Task to carry out:
What you produce should be every line from the data that includes "JSON".

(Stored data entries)
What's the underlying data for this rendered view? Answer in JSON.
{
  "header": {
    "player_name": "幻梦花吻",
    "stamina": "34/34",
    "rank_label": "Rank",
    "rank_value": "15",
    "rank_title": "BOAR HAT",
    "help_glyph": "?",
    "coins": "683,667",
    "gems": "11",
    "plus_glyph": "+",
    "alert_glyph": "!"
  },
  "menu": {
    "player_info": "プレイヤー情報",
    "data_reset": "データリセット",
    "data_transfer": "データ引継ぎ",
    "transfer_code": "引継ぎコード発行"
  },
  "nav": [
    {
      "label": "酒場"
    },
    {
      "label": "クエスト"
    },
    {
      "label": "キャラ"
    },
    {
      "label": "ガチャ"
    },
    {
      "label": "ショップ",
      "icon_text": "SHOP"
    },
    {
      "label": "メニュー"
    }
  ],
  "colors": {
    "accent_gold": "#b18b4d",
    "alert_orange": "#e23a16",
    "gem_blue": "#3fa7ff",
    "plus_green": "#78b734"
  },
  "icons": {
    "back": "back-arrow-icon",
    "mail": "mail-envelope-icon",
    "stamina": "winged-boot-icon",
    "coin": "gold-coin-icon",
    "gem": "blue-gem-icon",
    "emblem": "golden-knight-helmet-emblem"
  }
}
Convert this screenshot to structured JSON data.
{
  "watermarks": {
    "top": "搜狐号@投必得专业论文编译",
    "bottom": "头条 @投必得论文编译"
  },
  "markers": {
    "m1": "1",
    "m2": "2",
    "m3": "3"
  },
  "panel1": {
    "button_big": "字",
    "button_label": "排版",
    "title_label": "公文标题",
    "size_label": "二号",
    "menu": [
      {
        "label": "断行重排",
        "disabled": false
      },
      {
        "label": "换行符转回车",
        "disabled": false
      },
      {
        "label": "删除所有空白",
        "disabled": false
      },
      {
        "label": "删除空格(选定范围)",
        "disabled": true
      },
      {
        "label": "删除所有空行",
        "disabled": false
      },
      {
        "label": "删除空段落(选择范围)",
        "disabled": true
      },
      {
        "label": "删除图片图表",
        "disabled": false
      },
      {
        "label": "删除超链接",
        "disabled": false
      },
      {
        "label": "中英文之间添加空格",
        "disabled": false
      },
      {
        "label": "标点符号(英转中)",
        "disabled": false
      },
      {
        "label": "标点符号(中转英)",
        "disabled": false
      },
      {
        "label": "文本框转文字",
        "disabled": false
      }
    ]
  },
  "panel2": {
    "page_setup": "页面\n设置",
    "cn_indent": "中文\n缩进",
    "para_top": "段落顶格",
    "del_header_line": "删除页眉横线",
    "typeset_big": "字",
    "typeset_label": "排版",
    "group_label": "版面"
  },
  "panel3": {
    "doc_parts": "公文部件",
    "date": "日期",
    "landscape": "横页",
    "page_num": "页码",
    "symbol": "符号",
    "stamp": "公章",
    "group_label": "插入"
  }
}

Your response:
What's the underlying data for this rendered view? Answer in JSON.
Convert this screenshot to structured JSON data.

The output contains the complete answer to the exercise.